Friday, February 22, 2008
This story is careening like the salted twists of a giant pretzel, like Johannes Kepler’s understanding of the universe. Earlier this week, Michael Fleming, of Eugene, Oregon, let a radio DJ post a 3-year-old pretzel found in a bag of Rold Gold on eBay, saying that he thought it resembled the Virgin Mary holding Baby Jesus. According to this article from The Oregonian, Fleming has this to say about his pretzel: “People seemed generally moved by these images . . . And they really seem to believe that the Virgin Mary is before them.” The pretzel got a big publicity boost from Tanner Hanney, host of KVAL radio’s “Donkey Show.” Hanney is eschewing the spiritual side of these phenomena: “We're kind of capitalizing on the stupidity of eBay and that people will buy anything.”
Calling eBay stupid seems stupid to me, but Hanney’s point about people’s willingness to buy pretty much anything is spot-on. The bidding on Fleming’s pretzel has reached $10,950. In terms of this story, however, the bigger point is people’s willingness to try selling pretty much anything on eBay, like this spate of Virgin Mary pretzels, all put on auction within the last couple of days.
The seller of this one makes no secret about needing some quick cash.
And then there’s this one (above), found four months ago, but just now offered up in light of all this hoopla.
I like this one: Mary kneeling in prayer.
And for good measure, especially if $1.75 is more in your price range.
This is not the first such pretzel auctioned on eBay. Back in 2005, the online casino Goldenpalace.com (the folks who bought Diana Duyser’s grilled cheese for $28,000) bought a Virgin Mary pretzel for $10,600 (below).

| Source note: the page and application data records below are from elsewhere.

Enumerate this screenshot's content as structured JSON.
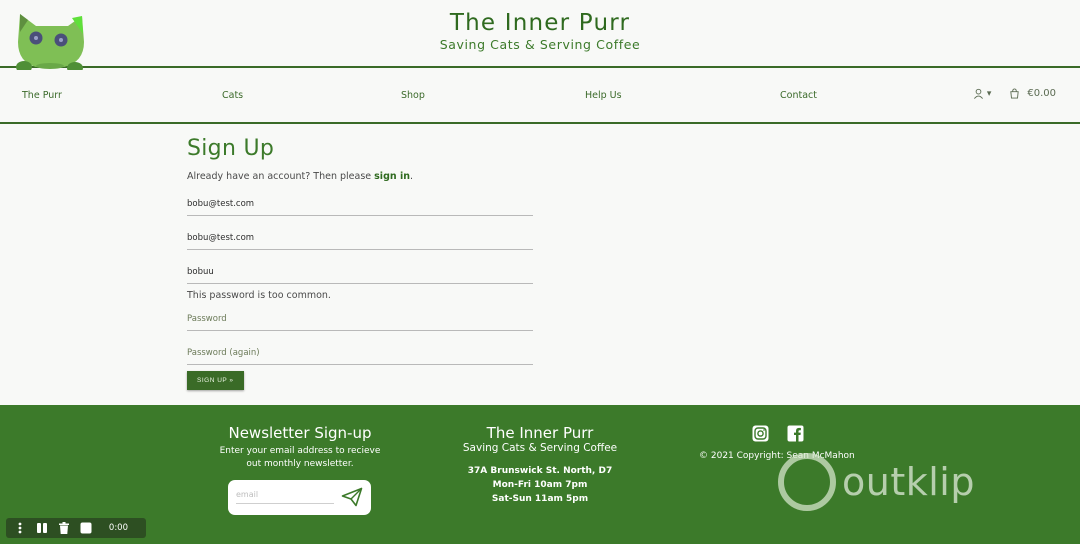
{
  "brand": {
    "title": "The Inner Purr",
    "subtitle": "Saving Cats & Serving Coffee"
  },
  "nav": {
    "items": [
      "The Purr",
      "Cats",
      "Shop",
      "Help Us",
      "Contact"
    ],
    "cart_total": "€0.00",
    "account_caret": "▾"
  },
  "signup": {
    "title": "Sign Up",
    "lead_text": "Already have an account? Then please",
    "signin_link": "sign in",
    "lead_end": ".",
    "email_value": "bobu@test.com",
    "email_confirm_value": "bobu@test.com",
    "username_value": "bobuu",
    "error_text": "This password is too common.",
    "password_placeholder": "Password",
    "password_again_placeholder": "Password (again)",
    "submit_label": "SIGN UP »"
  },
  "footer": {
    "newsletter_title": "Newsletter Sign-up",
    "newsletter_text_1": "Enter your email address to recieve",
    "newsletter_text_2": "out monthly newsletter.",
    "newsletter_placeholder": "email",
    "center_title": "The Inner Purr",
    "center_sub": "Saving Cats & Serving Coffee",
    "address": "37A Brunswick St. North, D7",
    "hours_1": "Mon-Fri 10am 7pm",
    "hours_2": "Sat-Sun 11am 5pm",
    "copyright": "© 2021 Copyright: Sean McMahon"
  },
  "watermark": {
    "text": "outklip"
  },
  "player": {
    "time": "0:00"
  },
  "colors": {
    "brand_green": "#3c7a2a",
    "dark_green": "#2f6a1f",
    "background": "#f8f9f7"
  },
  "icons": [
    "cat-logo-icon",
    "user-icon",
    "cart-icon",
    "send-icon",
    "instagram-icon",
    "facebook-icon",
    "menu-dots-icon",
    "pause-icon",
    "trash-icon",
    "stop-icon"
  ]
}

Some of these pretzels are being sold by people who claim that these shapes, by virtue of being noticed before they were chomped, are holy signs of a higher power. Others clearly went looking for some misshaped rolled dough and, voila! Either way, there are some interesting religious connections to pretzels. The origin of the pretzel is debated, but German bakery signage from the early 12th century is the earliest verifiable appearance of these tasty snacks. (As an aside, when I was in Frankfurt last October, I had an amazing ham and cheese sandwich, with great tangy mustard, on pretzel bread, something I had never had before. Loved it.)
One unsubstantiated reference credits an Italian monk who in 610 C.E. made pretzels to reward children for learning their prayers. The theory goes on to claim that the shape was intended to evoke the devotional pose of arms crossed against one’s chest.
There is also a connection between pretzels and Lent in that the snacks were eaten to make up for abstaining from other foods. In his book Astronomia nova, published in 1609, Johannes Kepler, assuming Earth as the center of the universe, equated the movement of orbiting planets “with the appearance of Lenten bread.” That’s a pretzel to you and me.
We’ll see how many of these pretzels sell, and for how much. Does anyone else think that these Virgin Mary pretzels look like something Pablo Picasso might have done had he been a baker? Makes me thirsty for a beer!